As a Tigard resident, I am not shy to say I voted “yes” for Ballot Measure 34-210 (opposing high-capacity transit lines in the city of Tigard). I, like many other Tigard residents, am increasingly fed up with the lack of citizen participation and input into major transportation projects that affect our daily lives.

The Portland Tribune opposed the measure before it passed, claiming that it will allow a minority of Tigard residents to overturn regional transportation projects such as a new light-rail (or bus rapid transit) line that would begin in Portland and end in Tualatin.

While the impact may be true, where was the Portland Tribune to argue that TriMet, Metro and the city of Portland collaborated on many “regional” transportation projects that negatively impacted Tigard? Maybe the Tribune forgot that the city of Portland has its “regional” downtown circulator Portland Streetcar line, requiring $10 million a year in TriMet funds to operate and dozens of TriMet employees. At the same time, bus service was reduced throughout Tigard, requiring Tigard residents to put up with North America’s oldest and least-reliable bus fleet, forcing riders needing to travel north-south along Highway 99W to a lengthy and inconvenient transfer between buses at the Tigard Transit Center.

How about the WES Commuter Rail service, hopelessly unpopular with virtually anyone but the scant 1,000 riders (2,000 trips) who use it — a tiny fraction of the riders on any of Tigard’s bus routes? Yet, WES and its nearly $15 per ride operating cost is guarded at all costs, resulting in the cutbacks of $3 per ride bus service. Never mind that Wilsonville, which previously left TriMet, got to dictate Tigard’s transit service in return.

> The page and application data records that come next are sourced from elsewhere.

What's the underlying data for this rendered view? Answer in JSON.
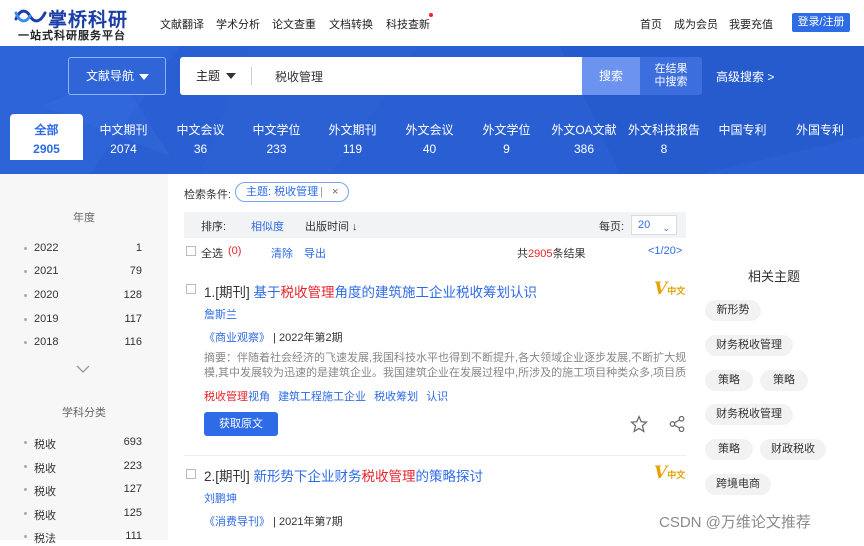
{
  "brand": {
    "name": "掌桥科研",
    "slogan": "一站式科研服务平台"
  },
  "topnav": {
    "items": [
      "文献翻译",
      "学术分析",
      "论文查重",
      "文档转换",
      "科技查新"
    ],
    "right_links": [
      "首页",
      "成为会员",
      "我要充值"
    ],
    "login": "登录/注册"
  },
  "search": {
    "nav_button": "文献导航",
    "scope": "主题",
    "query": "税收管理",
    "search_button": "搜索",
    "search_within": [
      "在结果",
      "中搜索"
    ],
    "advanced": "高级搜索 >"
  },
  "tabs": [
    {
      "label": "全部",
      "count": "2905"
    },
    {
      "label": "中文期刊",
      "count": "2074"
    },
    {
      "label": "中文会议",
      "count": "36"
    },
    {
      "label": "中文学位",
      "count": "233"
    },
    {
      "label": "外文期刊",
      "count": "119"
    },
    {
      "label": "外文会议",
      "count": "40"
    },
    {
      "label": "外文学位",
      "count": "9"
    },
    {
      "label": "外文OA文献",
      "count": "386"
    },
    {
      "label": "外文科技报告",
      "count": "8"
    },
    {
      "label": "中国专利",
      "count": ""
    },
    {
      "label": "外国专利",
      "count": ""
    }
  ],
  "sidebar": {
    "year_title": "年度",
    "years": [
      {
        "label": "2022",
        "count": "1"
      },
      {
        "label": "2021",
        "count": "79"
      },
      {
        "label": "2020",
        "count": "128"
      },
      {
        "label": "2019",
        "count": "117"
      },
      {
        "label": "2018",
        "count": "116"
      }
    ],
    "subject_title": "学科分类",
    "subjects": [
      {
        "label": "税收",
        "count": "693"
      },
      {
        "label": "税收",
        "count": "223"
      },
      {
        "label": "税收",
        "count": "127"
      },
      {
        "label": "税收",
        "count": "125"
      },
      {
        "label": "税法",
        "count": "111"
      }
    ]
  },
  "criteria": {
    "label": "检索条件:",
    "tag": "主题: 税收管理",
    "tag_sep": "|",
    "close": "×"
  },
  "sortbar": {
    "sort_label": "排序:",
    "relevance": "相似度",
    "time": "出版时间 ↓",
    "per_page_label": "每页:",
    "per_page": "20",
    "per_page_caret": "⌄"
  },
  "selectbar": {
    "select_all": "全选",
    "selected": "(0)",
    "clear": "清除",
    "export": "导出",
    "total_prefix": "共",
    "total": "2905",
    "total_suffix": "条结果",
    "page": "<1/20>"
  },
  "results": [
    {
      "index": "1.[期刊]",
      "title_pre": "基于",
      "title_hl": "税收管理",
      "title_post": "角度的建筑施工企业税收筹划认识",
      "author": "詹斯兰",
      "journal": "《商业观察》",
      "issue": "| 2022年第2期",
      "abstract": "摘要：伴随着社会经济的飞速发展,我国科技水平也得到不断提升,各大领域企业逐步发展,不断扩大规模,其中发展较为迅速的是建筑企业。我国建筑企业在发展过程中,所涉及的施工项目种类众多,项目质量对于...",
      "keywords": [
        {
          "hl": "税收管理",
          "rest": "视角"
        },
        {
          "hl": "",
          "rest": "建筑工程施工企业"
        },
        {
          "hl": "",
          "rest": "税收筹划"
        },
        {
          "hl": "",
          "rest": "认识"
        }
      ],
      "button": "获取原文",
      "badge": "中文"
    },
    {
      "index": "2.[期刊]",
      "title_pre": "新形势下企业财务",
      "title_hl": "税收管理",
      "title_post": "的策略探讨",
      "author": "刘鹏坤",
      "journal": "《消费导刊》",
      "issue": "| 2021年第7期",
      "badge": "中文"
    }
  ],
  "related": {
    "title": "相关主题",
    "tags": [
      "新形势",
      "财务税收管理",
      "策略",
      "策略",
      "财务税收管理",
      "策略",
      "财政税收",
      "跨境电商"
    ]
  },
  "watermark": "CSDN @万维论文推荐",
  "colors": {
    "brand_blue": "#2e6be6",
    "hero_blue": "#2a5fd3",
    "highlight_red": "#e5242b"
  }
}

Clackamas County, arguing it was left out, got its Green Line MAX train along Interstate 205, later deemed a “planning failure” by top Metro executives because of its inability to spur development wedged in next to a freeway. For that, TriMet had to cut Tigard’s bus service “due to the economy” (while refusing to admit the massive cost of the Green Line on its own budget.)

And where is Metro in all of this? Metro refuses to talk transportation investment, unless you utter the word “rail” or “bike.” Ask for money to improve buses or bus stops, and Metro runs in horror. So much for Metro as a “partner.”

Tigard has had its share of impact caused by other communities and governments, resulting in clogged highways and poor mass transit access. It’s well past time for Tigard to step up and show some muscle.

If our “partners” insist on suing Tigard, claiming we’re taking away their service, I suggest Tigard countersue because we’ve already lost our service thanks to our “partners.”

Erik Halstead is a Tigard resident.

Contract Publishing

Go to top
Template by JoomlaShine